With the images removed, repeat the data below exactly.

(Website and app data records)
==*==

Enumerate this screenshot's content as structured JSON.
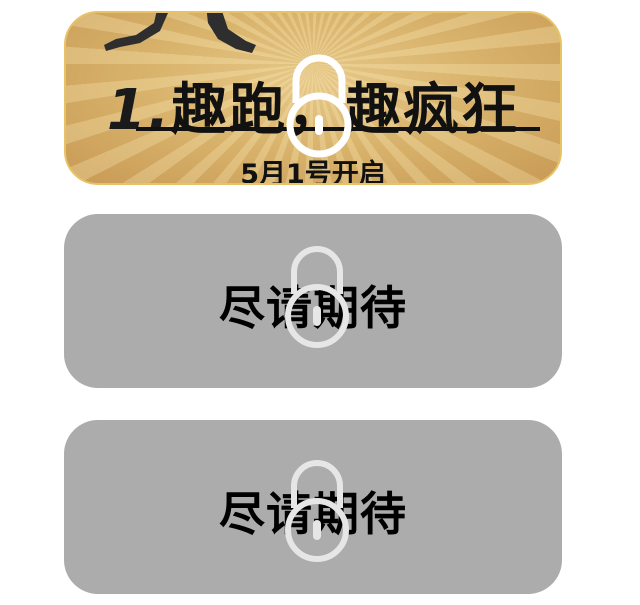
{
  "cards": [
    {
      "headline_num": "1.",
      "headline_text": "趣跑，趣疯狂",
      "subline": "5月1号开启",
      "status": "locked",
      "accent": "#e8c266"
    },
    {
      "label": "尽请期待",
      "status": "locked",
      "color": "#acacac"
    },
    {
      "label": "尽请期待",
      "status": "locked",
      "color": "#acacac"
    }
  ],
  "icons": {
    "lock": "lock-icon",
    "runner": "runner-silhouette"
  }
}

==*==

(Task solution):
Enumerate this screenshot's content as structured JSON.
{
  "cards": [
    {
      "headline_num": "1.",
      "headline_text": "趣跑，趣疯狂",
      "subline": "5月1号开启",
      "status": "locked",
      "accent": "#e8c266"
    },
    {
      "label": "尽请期待",
      "status": "locked",
      "color": "#acacac"
    },
    {
      "label": "尽请期待",
      "status": "locked",
      "color": "#acacac"
    }
  ],
  "icons": {
    "lock": "lock-icon",
    "runner": "runner-silhouette"
  }
}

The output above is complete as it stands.